# Stepper motor controlled by turning only in one direction and stalling in opposite direction

I am controlling a high-torque stepper motor (23Y204S from Anaheim Automation with 8 lead-wire) using a microstepping driver (MBC15081) and Arduino.

The winding wiring is connected as bipolar series connection. The Arduino was programmed and the motor works fine in one direction, however, it stalls when trying to rotate in the opposite direction (it is possible to feel the pulsing/jerking) and it does not rotate.

I am currently using the driver in the sinking mode and it says that to control the direction of the rotation, it is necessary to change the signal from Logic '1' to Logic '0' and vice-versa. As you can see in the code below, in the forward motion (when directionPin is HIGH) the motor rotates, but in the reverse direction (when directionPin is LOW - in the code below it is highlighted with "stars" ****) the motor stalls.

Arduino Code:

P.S: The Serial.Read is receiving data from Visual Studios. Does not affect the problem here.

int clk = 27;
int directionPin = 34;
int MS2 = 42; //dip switches for step setting
int MS1 = 43;
int power = 35; // ON/OFF

const int revSteps[] = {3200, 800, 400, 200};
const int MS2switch[] = {LOW, LOW, HIGH, HIGH};
const int MS1switch[] = {LOW, HIGH, LOW, HIGH};

void setup()
{
Serial.begin(9600);
pinMode(clk, OUTPUT);
pinMode(directionPin, OUTPUT);
pinMode(MS2, OUTPUT);
pinMode(MS1, OUTPUT);
pinMode(power, OUTPUT);
}

void loop()
{

while (Serial.available() > 0)
{
char cat;

if (cat == '1') //Forward
{
digitalWrite(power, HIGH); //Turn motor ON
digitalWrite(directionPin, HIGH); //counter clockwise
digitalWrite(MS2, MS2switch[0]); //full/half/quarter/eighth of step
digitalWrite(MS1, MS1switch[0]); // ""
for (int x = 0; x < revSteps[3]; x++)
{
digitalWrite(clk, HIGH);
delayMicroseconds(3000);
digitalWrite(clk, LOW);
delayMicroseconds(3000);
}
digitalWrite(power, LOW); //turn off motor
}
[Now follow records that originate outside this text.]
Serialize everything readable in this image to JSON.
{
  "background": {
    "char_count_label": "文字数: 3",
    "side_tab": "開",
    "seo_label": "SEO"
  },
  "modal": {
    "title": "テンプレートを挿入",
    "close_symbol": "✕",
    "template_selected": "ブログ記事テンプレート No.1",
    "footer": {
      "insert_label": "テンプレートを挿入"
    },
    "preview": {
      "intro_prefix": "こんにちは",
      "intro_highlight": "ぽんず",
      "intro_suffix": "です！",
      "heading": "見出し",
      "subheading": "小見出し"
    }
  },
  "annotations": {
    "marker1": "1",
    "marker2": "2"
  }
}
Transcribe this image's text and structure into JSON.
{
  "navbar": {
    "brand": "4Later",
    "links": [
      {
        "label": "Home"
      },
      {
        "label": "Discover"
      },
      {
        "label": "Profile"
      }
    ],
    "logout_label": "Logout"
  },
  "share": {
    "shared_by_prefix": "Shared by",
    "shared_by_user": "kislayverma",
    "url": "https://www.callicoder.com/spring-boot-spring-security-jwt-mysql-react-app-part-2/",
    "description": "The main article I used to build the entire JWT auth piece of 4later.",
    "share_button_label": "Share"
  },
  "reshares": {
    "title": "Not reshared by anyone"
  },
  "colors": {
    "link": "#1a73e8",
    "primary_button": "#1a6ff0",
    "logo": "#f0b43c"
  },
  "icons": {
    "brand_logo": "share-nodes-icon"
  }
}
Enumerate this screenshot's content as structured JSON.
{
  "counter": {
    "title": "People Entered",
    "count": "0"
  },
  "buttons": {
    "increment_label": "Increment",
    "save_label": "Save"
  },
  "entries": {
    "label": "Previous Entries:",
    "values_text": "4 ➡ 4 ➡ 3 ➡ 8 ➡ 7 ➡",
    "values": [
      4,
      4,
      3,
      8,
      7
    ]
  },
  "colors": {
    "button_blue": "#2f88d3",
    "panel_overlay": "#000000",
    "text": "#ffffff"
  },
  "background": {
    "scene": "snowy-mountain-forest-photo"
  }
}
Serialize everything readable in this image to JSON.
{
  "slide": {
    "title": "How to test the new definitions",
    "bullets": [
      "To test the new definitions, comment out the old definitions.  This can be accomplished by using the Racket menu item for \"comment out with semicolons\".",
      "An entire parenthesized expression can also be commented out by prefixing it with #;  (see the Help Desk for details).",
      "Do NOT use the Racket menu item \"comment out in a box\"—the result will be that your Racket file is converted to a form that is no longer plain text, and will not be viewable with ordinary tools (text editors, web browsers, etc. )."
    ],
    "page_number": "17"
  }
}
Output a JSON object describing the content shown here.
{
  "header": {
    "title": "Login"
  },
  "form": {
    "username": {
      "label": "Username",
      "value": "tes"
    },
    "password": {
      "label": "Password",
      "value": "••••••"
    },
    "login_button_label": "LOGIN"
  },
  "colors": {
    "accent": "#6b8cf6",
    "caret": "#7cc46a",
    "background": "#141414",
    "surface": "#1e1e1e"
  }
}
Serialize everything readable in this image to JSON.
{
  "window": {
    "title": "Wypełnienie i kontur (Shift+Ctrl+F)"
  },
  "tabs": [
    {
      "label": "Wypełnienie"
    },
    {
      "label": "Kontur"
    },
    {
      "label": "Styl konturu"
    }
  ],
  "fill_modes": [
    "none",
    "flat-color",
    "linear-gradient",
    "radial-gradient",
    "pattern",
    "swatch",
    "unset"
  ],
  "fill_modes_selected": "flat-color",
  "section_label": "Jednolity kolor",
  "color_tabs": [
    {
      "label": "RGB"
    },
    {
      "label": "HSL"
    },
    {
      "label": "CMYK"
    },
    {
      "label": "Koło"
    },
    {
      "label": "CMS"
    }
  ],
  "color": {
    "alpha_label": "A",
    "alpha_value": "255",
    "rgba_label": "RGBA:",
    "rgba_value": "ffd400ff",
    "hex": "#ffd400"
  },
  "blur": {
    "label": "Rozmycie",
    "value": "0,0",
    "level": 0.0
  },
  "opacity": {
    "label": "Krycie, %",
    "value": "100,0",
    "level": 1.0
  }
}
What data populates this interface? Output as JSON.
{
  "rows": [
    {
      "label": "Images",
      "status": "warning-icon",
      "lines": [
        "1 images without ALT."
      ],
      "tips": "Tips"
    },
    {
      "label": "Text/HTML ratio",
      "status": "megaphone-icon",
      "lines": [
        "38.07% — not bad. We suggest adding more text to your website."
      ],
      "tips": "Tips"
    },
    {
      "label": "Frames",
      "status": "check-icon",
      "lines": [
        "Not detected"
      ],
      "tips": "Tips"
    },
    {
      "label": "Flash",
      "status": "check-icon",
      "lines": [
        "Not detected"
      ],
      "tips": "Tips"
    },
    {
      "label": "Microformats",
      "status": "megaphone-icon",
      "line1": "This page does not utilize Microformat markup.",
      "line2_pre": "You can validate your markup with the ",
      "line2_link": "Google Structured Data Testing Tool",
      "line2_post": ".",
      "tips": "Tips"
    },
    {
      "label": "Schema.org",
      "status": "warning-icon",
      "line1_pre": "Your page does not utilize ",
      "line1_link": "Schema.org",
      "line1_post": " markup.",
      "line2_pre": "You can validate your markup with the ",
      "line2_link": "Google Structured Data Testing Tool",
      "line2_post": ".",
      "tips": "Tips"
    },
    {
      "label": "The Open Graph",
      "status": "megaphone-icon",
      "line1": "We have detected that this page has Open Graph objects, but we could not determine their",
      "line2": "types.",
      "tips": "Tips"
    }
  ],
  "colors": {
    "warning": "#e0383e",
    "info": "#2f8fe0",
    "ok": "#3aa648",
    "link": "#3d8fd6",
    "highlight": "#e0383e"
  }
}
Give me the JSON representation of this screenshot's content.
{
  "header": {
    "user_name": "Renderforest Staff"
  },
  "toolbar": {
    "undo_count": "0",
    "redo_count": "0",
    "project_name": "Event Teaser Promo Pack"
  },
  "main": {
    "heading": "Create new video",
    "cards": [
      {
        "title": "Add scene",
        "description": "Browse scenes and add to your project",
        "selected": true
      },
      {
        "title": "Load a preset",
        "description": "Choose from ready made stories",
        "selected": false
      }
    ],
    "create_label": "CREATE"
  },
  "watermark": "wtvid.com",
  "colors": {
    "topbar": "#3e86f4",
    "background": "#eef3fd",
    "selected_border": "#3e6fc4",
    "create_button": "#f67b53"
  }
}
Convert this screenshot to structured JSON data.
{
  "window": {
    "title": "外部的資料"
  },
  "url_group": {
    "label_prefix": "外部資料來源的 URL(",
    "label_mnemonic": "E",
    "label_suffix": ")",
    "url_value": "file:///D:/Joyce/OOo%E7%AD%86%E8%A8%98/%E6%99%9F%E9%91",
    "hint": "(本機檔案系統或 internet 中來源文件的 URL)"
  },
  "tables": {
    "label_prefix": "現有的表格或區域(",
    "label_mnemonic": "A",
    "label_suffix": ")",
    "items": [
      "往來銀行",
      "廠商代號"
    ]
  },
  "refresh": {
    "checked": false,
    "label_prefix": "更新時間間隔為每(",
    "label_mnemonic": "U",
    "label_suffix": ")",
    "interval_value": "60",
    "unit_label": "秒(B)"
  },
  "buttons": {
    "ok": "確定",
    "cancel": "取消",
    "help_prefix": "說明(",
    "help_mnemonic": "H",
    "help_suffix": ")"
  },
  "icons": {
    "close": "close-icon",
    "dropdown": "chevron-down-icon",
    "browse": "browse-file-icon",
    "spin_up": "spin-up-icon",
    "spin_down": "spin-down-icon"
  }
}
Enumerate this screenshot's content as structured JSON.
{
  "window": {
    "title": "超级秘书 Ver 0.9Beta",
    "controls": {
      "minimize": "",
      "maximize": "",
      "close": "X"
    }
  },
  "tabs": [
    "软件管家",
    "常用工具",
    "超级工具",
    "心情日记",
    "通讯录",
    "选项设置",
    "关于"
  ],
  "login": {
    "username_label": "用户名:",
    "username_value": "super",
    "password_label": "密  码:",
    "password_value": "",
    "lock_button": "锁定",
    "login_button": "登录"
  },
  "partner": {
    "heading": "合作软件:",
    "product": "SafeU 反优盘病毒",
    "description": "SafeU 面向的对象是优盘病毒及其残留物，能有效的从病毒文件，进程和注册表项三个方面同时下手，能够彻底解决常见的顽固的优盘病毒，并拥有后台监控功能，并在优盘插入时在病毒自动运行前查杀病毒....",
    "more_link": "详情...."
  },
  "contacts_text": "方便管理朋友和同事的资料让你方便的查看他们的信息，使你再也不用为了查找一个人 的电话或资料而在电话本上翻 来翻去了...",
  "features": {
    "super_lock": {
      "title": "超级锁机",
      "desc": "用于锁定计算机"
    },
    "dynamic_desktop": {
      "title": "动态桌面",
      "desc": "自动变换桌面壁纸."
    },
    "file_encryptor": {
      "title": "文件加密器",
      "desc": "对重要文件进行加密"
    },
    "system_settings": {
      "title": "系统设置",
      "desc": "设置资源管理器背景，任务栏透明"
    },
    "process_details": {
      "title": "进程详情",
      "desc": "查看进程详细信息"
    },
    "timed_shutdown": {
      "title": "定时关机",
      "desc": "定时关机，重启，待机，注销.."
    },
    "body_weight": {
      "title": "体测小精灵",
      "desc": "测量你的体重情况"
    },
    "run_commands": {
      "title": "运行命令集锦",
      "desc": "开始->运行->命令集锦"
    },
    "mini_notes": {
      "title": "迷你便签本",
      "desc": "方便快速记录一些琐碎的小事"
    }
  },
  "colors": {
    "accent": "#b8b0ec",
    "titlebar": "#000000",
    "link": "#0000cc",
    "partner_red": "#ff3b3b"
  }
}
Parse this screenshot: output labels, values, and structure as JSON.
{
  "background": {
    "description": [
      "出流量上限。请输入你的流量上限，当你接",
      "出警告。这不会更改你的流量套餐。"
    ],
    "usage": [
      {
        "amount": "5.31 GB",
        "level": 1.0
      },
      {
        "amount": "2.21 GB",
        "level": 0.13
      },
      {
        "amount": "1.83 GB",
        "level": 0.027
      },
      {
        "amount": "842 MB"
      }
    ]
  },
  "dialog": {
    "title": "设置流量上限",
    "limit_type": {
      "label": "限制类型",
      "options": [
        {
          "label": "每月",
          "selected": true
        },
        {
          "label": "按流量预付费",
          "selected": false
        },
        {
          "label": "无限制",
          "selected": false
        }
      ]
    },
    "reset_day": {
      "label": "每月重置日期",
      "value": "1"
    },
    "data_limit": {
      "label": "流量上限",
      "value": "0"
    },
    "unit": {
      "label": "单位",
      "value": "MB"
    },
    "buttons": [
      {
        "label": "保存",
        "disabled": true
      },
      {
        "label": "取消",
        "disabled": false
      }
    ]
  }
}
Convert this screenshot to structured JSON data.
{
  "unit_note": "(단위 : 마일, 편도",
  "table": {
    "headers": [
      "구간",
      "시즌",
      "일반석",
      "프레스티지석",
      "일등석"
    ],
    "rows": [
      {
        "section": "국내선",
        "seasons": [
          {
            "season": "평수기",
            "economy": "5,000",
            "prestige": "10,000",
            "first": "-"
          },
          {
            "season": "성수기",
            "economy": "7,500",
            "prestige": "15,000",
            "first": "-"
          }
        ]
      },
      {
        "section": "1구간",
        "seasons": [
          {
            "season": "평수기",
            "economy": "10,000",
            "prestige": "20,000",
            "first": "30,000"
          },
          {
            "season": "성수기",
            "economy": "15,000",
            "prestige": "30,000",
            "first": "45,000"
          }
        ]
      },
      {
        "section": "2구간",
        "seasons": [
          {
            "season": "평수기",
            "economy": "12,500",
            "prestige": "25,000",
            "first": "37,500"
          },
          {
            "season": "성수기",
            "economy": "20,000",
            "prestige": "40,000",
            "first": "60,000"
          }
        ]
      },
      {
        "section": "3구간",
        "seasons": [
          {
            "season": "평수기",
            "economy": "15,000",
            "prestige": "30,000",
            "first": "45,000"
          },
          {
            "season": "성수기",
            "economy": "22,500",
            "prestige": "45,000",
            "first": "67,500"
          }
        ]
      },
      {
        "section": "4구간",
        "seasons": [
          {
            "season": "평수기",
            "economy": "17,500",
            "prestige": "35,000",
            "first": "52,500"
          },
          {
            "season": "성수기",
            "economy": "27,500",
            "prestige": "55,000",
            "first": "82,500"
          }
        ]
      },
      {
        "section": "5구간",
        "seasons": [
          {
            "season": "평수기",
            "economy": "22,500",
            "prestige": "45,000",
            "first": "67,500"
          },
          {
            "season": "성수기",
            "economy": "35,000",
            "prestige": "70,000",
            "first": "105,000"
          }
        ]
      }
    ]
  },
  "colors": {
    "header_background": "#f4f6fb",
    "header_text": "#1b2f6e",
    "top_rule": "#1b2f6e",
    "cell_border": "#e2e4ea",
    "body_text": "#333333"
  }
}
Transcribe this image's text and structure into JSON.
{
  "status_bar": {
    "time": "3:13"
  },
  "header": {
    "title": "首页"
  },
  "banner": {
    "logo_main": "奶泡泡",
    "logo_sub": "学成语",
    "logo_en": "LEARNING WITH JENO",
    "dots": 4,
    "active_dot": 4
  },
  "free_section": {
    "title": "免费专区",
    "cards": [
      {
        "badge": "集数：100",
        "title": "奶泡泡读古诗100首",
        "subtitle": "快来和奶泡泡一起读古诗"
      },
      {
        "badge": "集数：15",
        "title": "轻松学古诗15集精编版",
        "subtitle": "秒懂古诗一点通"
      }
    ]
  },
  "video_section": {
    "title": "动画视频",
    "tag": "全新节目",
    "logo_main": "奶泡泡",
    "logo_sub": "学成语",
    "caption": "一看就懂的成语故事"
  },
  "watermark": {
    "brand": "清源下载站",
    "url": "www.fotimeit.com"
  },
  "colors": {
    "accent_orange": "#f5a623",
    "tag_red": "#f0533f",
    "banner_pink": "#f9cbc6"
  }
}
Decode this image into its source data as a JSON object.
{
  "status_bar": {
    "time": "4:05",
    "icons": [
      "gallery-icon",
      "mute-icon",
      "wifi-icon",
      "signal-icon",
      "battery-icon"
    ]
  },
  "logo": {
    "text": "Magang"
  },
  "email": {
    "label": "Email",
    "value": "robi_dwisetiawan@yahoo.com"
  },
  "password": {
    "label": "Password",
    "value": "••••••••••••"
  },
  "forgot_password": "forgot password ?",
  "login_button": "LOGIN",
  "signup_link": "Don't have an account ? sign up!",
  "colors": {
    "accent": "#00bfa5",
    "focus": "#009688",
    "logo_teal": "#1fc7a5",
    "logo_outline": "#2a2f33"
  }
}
else if (cat == '2') //Backward
{
digitalWrite(power, HIGH); //Turn motor ON
digitalWrite(directionPin, LOW); //clockwise - DOES NOT WORK  *************************************************
digitalWrite(MS2, MS2switch[0]); //controlling speed of motor
digitalWrite(MS1, MS1switch[0]); // ""
for (int x = 0; x < revSteps[3]; x++)
{
digitalWrite(clk, LOW);
delayMicroseconds(3000);
digitalWrite(clk, HIGH);
delayMicroseconds(3000);
}
digitalWrite(power, LOW); //turn off motor
}
}

}

• I trust you don't have mechanical biased loads and are using 12VDC minimum to 24VDC maximum. Also micro-stepping has inherently less torque. – Tony Stewart EE75 Apr 27 '19 at 0:49
• Can you try hardwiring the direction input of the driver to GND and see if that works? Have you double checked that the windings are correctly connected to the driver output? – Guille Apr 27 '19 at 11:23

• "as i know multiple if else if statement should end with else in the end" Not true. It is perfectly allowed for there to be no final else statement e.g. if that else statement would be empty. You said: "I can see the problem here". So please specify the exact problem which you believe you can see, instead of giving a general explanation of if-else-if programming. In the question, since 1 and 2 are the only values of cat, what do you believe is missing from a final else statement (e.g. if cat == 3) and how does that explain the reported problem when cat == 2? Thanks – SamGibson Apr 30 '19 at 1:38